▼

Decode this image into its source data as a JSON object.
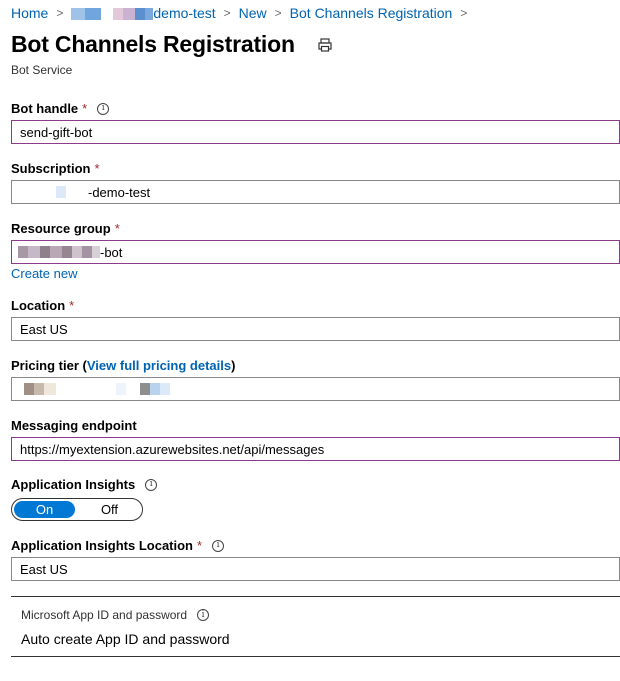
{
  "breadcrumb": {
    "items": [
      "Home",
      "demo-test",
      "New",
      "Bot Channels Registration"
    ]
  },
  "header": {
    "title": "Bot Channels Registration",
    "subtitle": "Bot Service"
  },
  "form": {
    "bot_handle": {
      "label": "Bot handle",
      "value": "send-gift-bot"
    },
    "subscription": {
      "label": "Subscription",
      "value": "-demo-test"
    },
    "resource_group": {
      "label": "Resource group",
      "value": "-bot",
      "create_new": "Create new"
    },
    "location": {
      "label": "Location",
      "value": "East US"
    },
    "pricing_tier": {
      "label_prefix": "Pricing tier (",
      "link": "View full pricing details",
      "label_suffix": ")"
    },
    "messaging_endpoint": {
      "label": "Messaging endpoint",
      "value": "https://myextension.azurewebsites.net/api/messages"
    },
    "app_insights": {
      "label": "Application Insights",
      "on": "On",
      "off": "Off",
      "selected": "On"
    },
    "app_insights_location": {
      "label": "Application Insights Location",
      "value": "East US"
    },
    "app_id": {
      "label": "Microsoft App ID and password",
      "value": "Auto create App ID and password"
    }
  },
  "required_marker": "*",
  "colors": {
    "link": "#0063b1",
    "required": "#a4262c",
    "toggle_on": "#0078d4",
    "active_border": "#8b3a8c"
  },
  "icons": [
    "chevron-right-icon",
    "print-icon",
    "info-icon"
  ]
}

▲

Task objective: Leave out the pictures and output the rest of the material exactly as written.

Problem solution:
Decode this image into its source data as a JSON object.
{
  "breadcrumb": {
    "items": [
      "Home",
      "demo-test",
      "New",
      "Bot Channels Registration"
    ]
  },
  "header": {
    "title": "Bot Channels Registration",
    "subtitle": "Bot Service"
  },
  "form": {
    "bot_handle": {
      "label": "Bot handle",
      "value": "send-gift-bot"
    },
    "subscription": {
      "label": "Subscription",
      "value": "-demo-test"
    },
    "resource_group": {
      "label": "Resource group",
      "value": "-bot",
      "create_new": "Create new"
    },
    "location": {
      "label": "Location",
      "value": "East US"
    },
    "pricing_tier": {
      "label_prefix": "Pricing tier (",
      "link": "View full pricing details",
      "label_suffix": ")"
    },
    "messaging_endpoint": {
      "label": "Messaging endpoint",
      "value": "https://myextension.azurewebsites.net/api/messages"
    },
    "app_insights": {
      "label": "Application Insights",
      "on": "On",
      "off": "Off",
      "selected": "On"
    },
    "app_insights_location": {
      "label": "Application Insights Location",
      "value": "East US"
    },
    "app_id": {
      "label": "Microsoft App ID and password",
      "value": "Auto create App ID and password"
    }
  },
  "required_marker": "*",
  "colors": {
    "link": "#0063b1",
    "required": "#a4262c",
    "toggle_on": "#0078d4",
    "active_border": "#8b3a8c"
  },
  "icons": [
    "chevron-right-icon",
    "print-icon",
    "info-icon"
  ]
}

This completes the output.